Writer: Rick Remender
Artist: Wes Craig (pencils / inks), Jordan Boyd (colours)
Publisher: Image Comics, Inc. (June 2018)
Do you cringe at the memory of the late 80s?
If you’re not a fan of that decade’s movie tropes; smash- mouth action, over-the-top violence, and deliciously bad stereotypes, then stay away.
If you read it despite my warning, then you’re about to be converted. Baptised in blood.
This is the conclusion to the four-part opera of violence that has been Love Like Blood.
The kids of Kings Dominion are on the run and fighting to stay alive.
What’s Kings Dominion?
It’s the Hogwarts for the criminal underworld that this series centers around. The handful of students it focuses on are the Breakfast Club with guns, knives and deep criminal tendencies.
The Love Like Blood storyline sees the cast cornered like rats in Mexico trapped in the crosshairs of a yakuza power struggle. The issue opens with a showdown between original cast members (and previously presumed dead) Marcus and Maria and main series villain Viktor (Ivan Drago’s steroids on steroids). Last issue’s bare-knuckled, broken-toothed, beat down has reached a climax with Marcus primed to shoot Viktor dead. But in a surprising turn of events he instead reasons with Viktor. A very raw conversation follows about duty and whose footsteps we choose to follow in as we build our own identities.
Following this, Marcus and Maria link up with the rest of the students in the nick of time, saving them from crazy hillbilly Brandy, only to again face imminent death at the hands of the yakuza. The outcome of the face-off sees life lost, trusts broken, fences mended, and the characters leave more scarred and broken than before. Does anybody walk away from this story unscathed?

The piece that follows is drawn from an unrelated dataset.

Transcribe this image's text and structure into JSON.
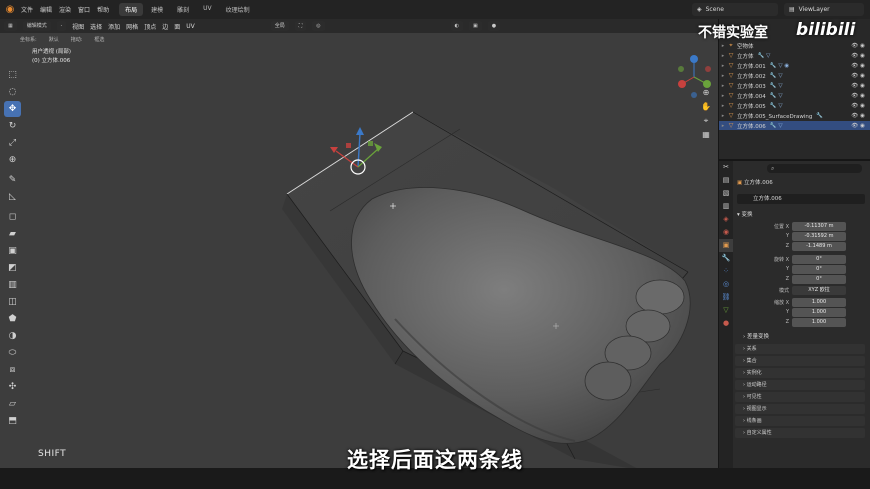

This is a series where the stakes are always sky high and out of reach. While there’s not really been any significant lull in the two-plus years’ worth of issues, the conclusion of Love like Blood is another peak for the series.
The theme of forgiveness and the hints of redemption and sacrifice in this story don’t just play with our emotions. They sadistically torture them. The heart and earnestness in the writing, amidst the blood and betrayal, is a testament to how well-crafted the characters are and how much agency each is given to speak with.
The pitch of the action is at scarlet fever for the entire issue. It’s matched by a pace that is at cardiac event levels. It’s unbearable and at the same time impossible not to be utterly transfixed.
I cannot talk about Rick Remender’s writing and Wes Craig’s separately. They work in perfect synchronicity to elevate each other. The sheer trauma conveyed in the story is a product of this. Is it on the faces of each character? Or is it in their voices? It’s THAT hard to call.
Jordan Boyd’s colours, however, do deserve a spotlight. The colourist adds so much to the story with such a simple palette. It comes across as so virtual, so tangible and hard-hitting, that you’d swear your knuckles were just as bruised and battered as the characters by the end.
Bruised and battered. That’s exactly how this issue will leave you.
Bruised and battered and begging for more.